New York


Gladstone Gallery | West 21st St

A grotesque neologism, the title of “Dereconstruction,” Matthew Higgs’s recent curatorial effort for Gladstone Gallery, was—according to the catalogue essay—both “a hybrid term, one that conflates notions of ‘construction,’ ‘reconstruction,’ ‘deconstruction,’ and ‘destruction,’” and a reference to “The New Reconstructions,” Pace Gallery’s 1979 exhibition of work by Lucas Samaras. It was surely no accident, then, that Samaras’s patterned fabric patchwork Reconstruction #41, 1978—hung on the far wall of a room adjoining the reception gallery—was the first work one noticed on entering Higgs’s show.

Despite its unwieldy title, “Dereconstruction” was characterized by a restraint not often found in summer group shows, the hand of the ubiquitous White Columns director demonstrably evident only in the selection of the works rather than imposing itself via overblown wall texts or installation design. Approaching Samaras’s work, one passed two nests of household items obsessively tangled in yarn by Judith Scott. These elaborate, colorful messes spark a dialogue between interior and exterior that here reflected the highly visible yet sequestered placement of Reconstruction #41. (Scott, who died last year and to whom the show was dedicated, had a particularly high profile here, with four works spread across two rooms.)

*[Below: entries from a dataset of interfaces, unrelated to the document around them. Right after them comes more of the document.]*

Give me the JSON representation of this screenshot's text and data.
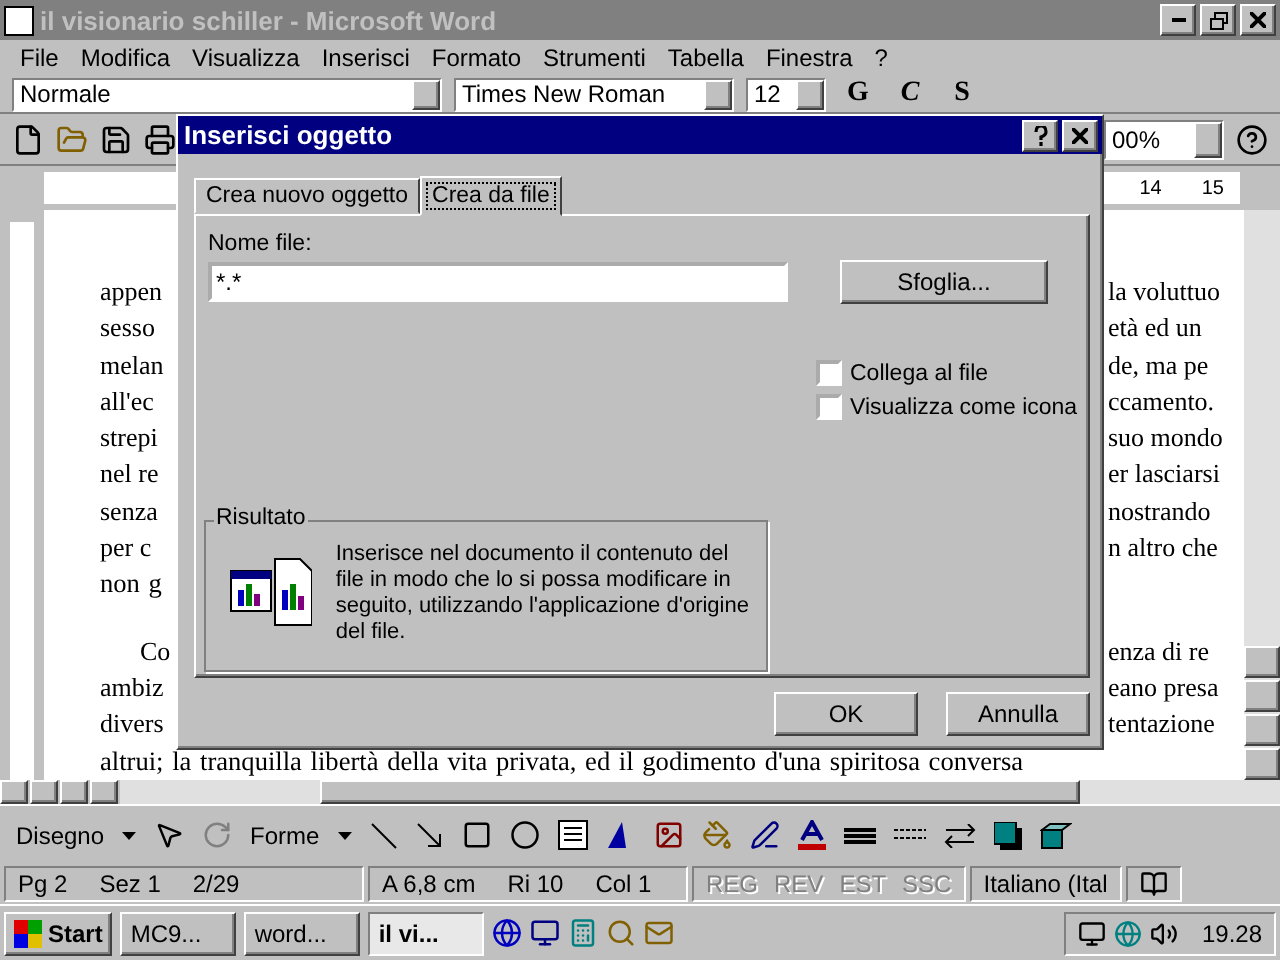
{
  "window": {
    "title": "il visionario schiller - Microsoft Word"
  },
  "menu": [
    "File",
    "Modifica",
    "Visualizza",
    "Inserisci",
    "Formato",
    "Strumenti",
    "Tabella",
    "Finestra",
    "?"
  ],
  "formatting_toolbar": {
    "style": "Normale",
    "font": "Times New Roman",
    "size": "12",
    "bold": "G",
    "italic": "C",
    "underline": "S"
  },
  "standard_toolbar": {
    "zoom": "00%"
  },
  "ruler": {
    "labels": [
      "14",
      "15"
    ]
  },
  "document": {
    "paragraphs": [
      {
        "lines": [
          {
            "left": "appen",
            "right": "la voluttuo"
          },
          {
            "left": "sesso",
            "right": "età ed un"
          },
          {
            "left": "melan",
            "right": "de, ma pe"
          },
          {
            "left": "all'ec",
            "right": "ccamento."
          },
          {
            "left": "strepi",
            "right": "suo mondo"
          },
          {
            "left": "nel re",
            "right": "er lasciarsi"
          },
          {
            "left": "senza",
            "right": "nostrando"
          },
          {
            "left": "per c",
            "right": "n altro che"
          },
          {
            "left": "non g"
          }
        ]
      },
      {
        "lines": [
          {
            "left": "Co",
            "right": "enza di re",
            "indent": true
          },
          {
            "left": "ambiz",
            "right": "eano presa"
          },
          {
            "left": "divers",
            "right": "tentazione"
          },
          {
            "left": "altrui; la tranquilla libertà della vita privata, ed il godimento d'una spiritosa conversa"
          }
        ]
      }
    ]
  },
  "dialog": {
    "title": "Inserisci oggetto",
    "tabs": [
      {
        "label": "Crea nuovo oggetto",
        "selected": false
      },
      {
        "label": "Crea da file",
        "selected": true
      }
    ],
    "file_label": "Nome file:",
    "file_value": "*.*",
    "browse": "Sfoglia...",
    "checkboxes": [
      {
        "label": "Collega al file",
        "checked": false
      },
      {
        "label": "Visualizza come icona",
        "checked": false
      }
    ],
    "result": {
      "title": "Risultato",
      "text": "Inserisce nel documento il contenuto del file in modo che lo si possa modificare in seguito, utilizzando l'applicazione d'origine del file."
    },
    "buttons": [
      "OK",
      "Annulla"
    ]
  },
  "drawing_toolbar": {
    "draw": "Disegno",
    "shapes": "Forme"
  },
  "status_bar": {
    "fields": [
      {
        "text": "Pg 2",
        "kind": "plain"
      },
      {
        "text": "Sez 1",
        "kind": "plain"
      },
      {
        "text": "2/29",
        "kind": "plain"
      },
      {
        "text": "A 6,8 cm",
        "kind": "plain"
      },
      {
        "text": "Ri 10",
        "kind": "plain"
      },
      {
        "text": "Col 1",
        "kind": "plain"
      },
      {
        "text": "REG",
        "kind": "mode",
        "disabled": true
      },
      {
        "text": "REV",
        "kind": "mode",
        "disabled": true
      },
      {
        "text": "EST",
        "kind": "mode",
        "disabled": true
      },
      {
        "text": "SSC",
        "kind": "mode",
        "disabled": true
      },
      {
        "text": "Italiano (Ital",
        "kind": "plain"
      }
    ]
  },
  "taskbar": {
    "start": "Start",
    "tasks": [
      {
        "label": "MC9...",
        "selected": false
      },
      {
        "label": "word...",
        "selected": false
      },
      {
        "label": "il vi...",
        "selected": true
      }
    ],
    "clock": "19.28"
  }
}
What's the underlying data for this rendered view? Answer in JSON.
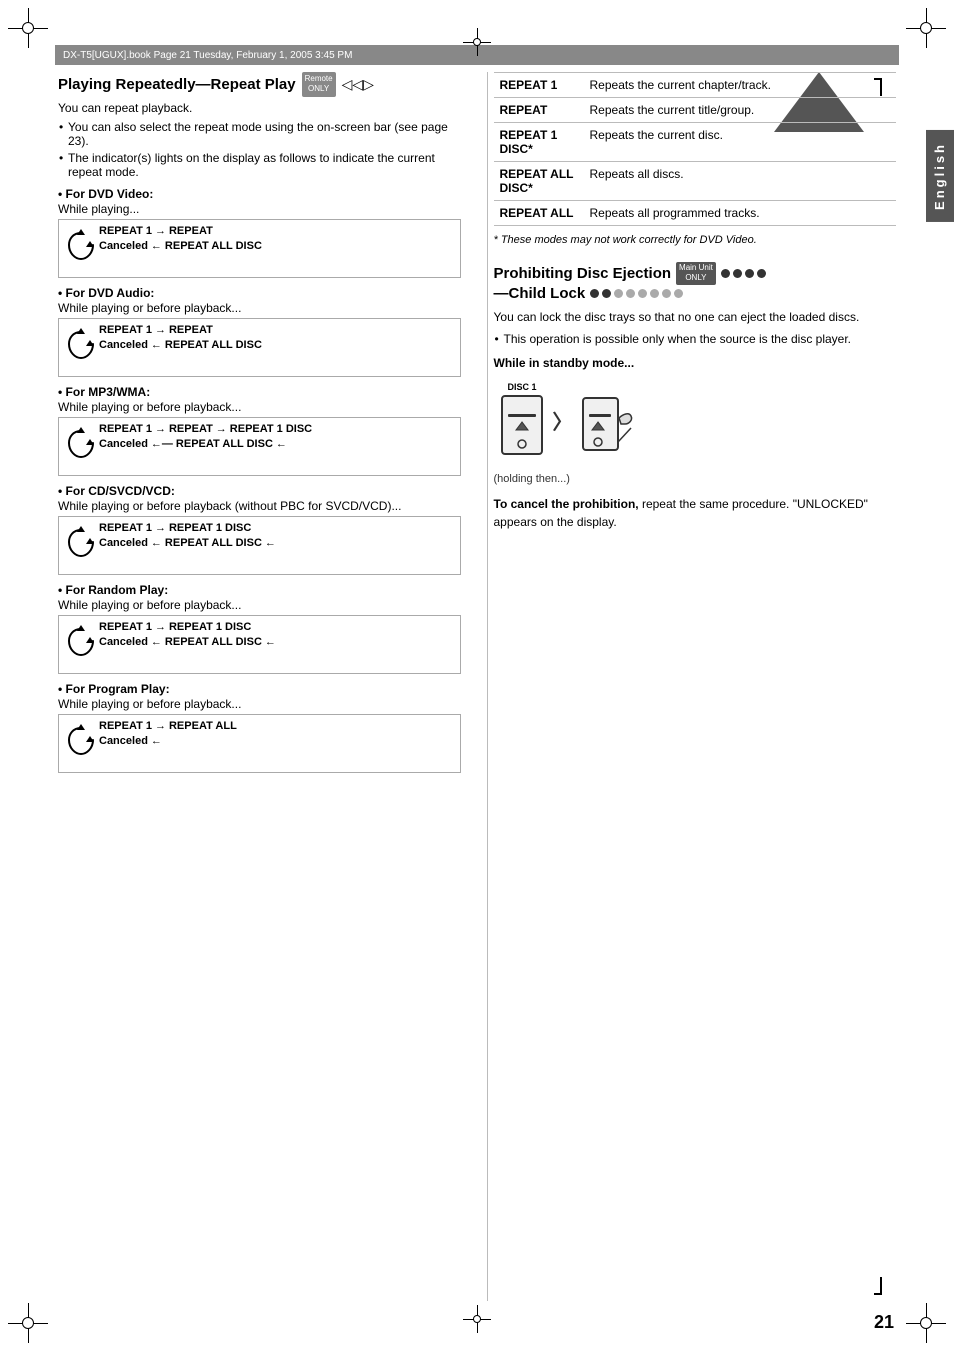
{
  "page": {
    "number": "21",
    "header_text": "DX-T5[UGUX].book  Page 21  Tuesday, February 1, 2005  3:45 PM"
  },
  "left_section": {
    "title": "Playing Repeatedly—Repeat Play",
    "remote_badge": "Remote ONLY",
    "intro_text": "You can repeat playback.",
    "bullets": [
      "You can also select the repeat mode using the on-screen bar (see page 23).",
      "The indicator(s) lights on the display as follows to indicate the current repeat mode."
    ],
    "dvd_video": {
      "label": "• For DVD Video:",
      "sub": "While playing...",
      "flow": "REPEAT → REPEAT 1 → REPEAT / Canceled ← REPEAT ALL DISC"
    },
    "dvd_audio": {
      "label": "• For DVD Audio:",
      "sub": "While playing or before playback...",
      "flow": "REPEAT → REPEAT 1 → REPEAT / Canceled ← REPEAT ALL DISC"
    },
    "mp3_wma": {
      "label": "• For MP3/WMA:",
      "sub": "While playing or before playback...",
      "flow": "REPEAT → REPEAT 1 → REPEAT → REPEAT 1 DISC / Canceled ← REPEAT ALL DISC"
    },
    "cd_svcd_vcd": {
      "label": "• For CD/SVCD/VCD:",
      "sub": "While playing or before playback (without PBC for SVCD/VCD)...",
      "flow": "REPEAT → REPEAT 1 → REPEAT 1 DISC / Canceled ← REPEAT ALL DISC"
    },
    "random_play": {
      "label": "• For Random Play:",
      "sub": "While playing or before playback...",
      "flow": "REPEAT → REPEAT 1 → REPEAT 1 DISC / Canceled ← REPEAT ALL DISC"
    },
    "program_play": {
      "label": "• For Program Play:",
      "sub": "While playing or before playback...",
      "flow": "REPEAT → REPEAT 1 → REPEAT ALL / Canceled ←"
    }
  },
  "right_section": {
    "repeat_table": [
      {
        "mode": "REPEAT 1",
        "desc": "Repeats the current chapter/track."
      },
      {
        "mode": "REPEAT",
        "desc": "Repeats the current title/group."
      },
      {
        "mode": "REPEAT 1 DISC*",
        "desc": "Repeats the current disc."
      },
      {
        "mode": "REPEAT ALL DISC*",
        "desc": "Repeats all discs."
      },
      {
        "mode": "REPEAT ALL",
        "desc": "Repeats all programmed tracks."
      }
    ],
    "footnote": "* These modes may not work correctly for DVD Video.",
    "prohibiting_title": "Prohibiting Disc Ejection",
    "child_lock_title": "—Child Lock",
    "main_unit_badge": "Main Unit ONLY",
    "intro_text": "You can lock the disc trays so that no one can eject the loaded discs.",
    "bullet": "This operation is possible only when the source is the disc player.",
    "standby_label": "While in standby mode...",
    "disc_label": "DISC 1",
    "holding_text": "(holding then...)",
    "cancel_bold": "To cancel the prohibition,",
    "cancel_text": " repeat the same procedure. \"UNLOCKED\" appears on the display."
  }
}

Higgs is adept at this kind of orchestration, and he exercised the talent to form several other unexpected alliances. For example, John Stezaker’s droll appositions of cutouts from African figurine auction catalogues and film stills, in the reception gallery, were forced into collusion with Rita Ackermann’s disturbing works—collages in the main gallery and a mixed-media painting, Out of the Blue, 2006, in the back—fixated on Leigh Bowery’s iconic silhouette. And scrutiny of the partially obscured contents of Scott’s yarn balls had a parallel in the temptation to scan Eileen Quinlan’s photographs “Smoke & Mirrors,” 2005–, for hints of figuration.

With a few stark exceptions (Stezaker, B. Wurtz, Vincent Fecteau), most of the works in “Dereconstruction” scorned methodological and material economy, reflecting instead an approach based on enthusiastic appropriation and accumulation. Much attention was paid to craft technique (loudly announced by a profusion of fringes and rough seams), but two works offered an exception to the rule. Bruce Conner’s At the Head of the Stairs, 1987/2003, a tapestry produced mechanically on a Belgian Jacquard loom from a digital scan of a 1987 paper collage, deconstructs both its complex technological facilitation and its cut-and-paste origins. Takeshi Murata’s video Untitled (Silver), 2006, digitally extracts and distorts the image of actress Barbara Steele from the 1960 Italian horror movie Mask of Satan (aka Black Sunday). The only work in the show to subject its source material to noncontemporaneous technologies of fragmentation, it wears its disintegration on its sleeve but buries the laborious coding that brought these effects to the surface.

While “Dereconstruction” identified an aesthetic resonance shared by some outwardly dissimilar works, it stuttered while trying to articulate its pitch theoretically. Higgs’s amalgamation of terms and ideas, while initially captivating, collapsed under its own weight, and an attempt to discern how each component work might demonstrate this or that aspect of a muddled principle tended, finally, to handicap one’s experience of them.

David Velasco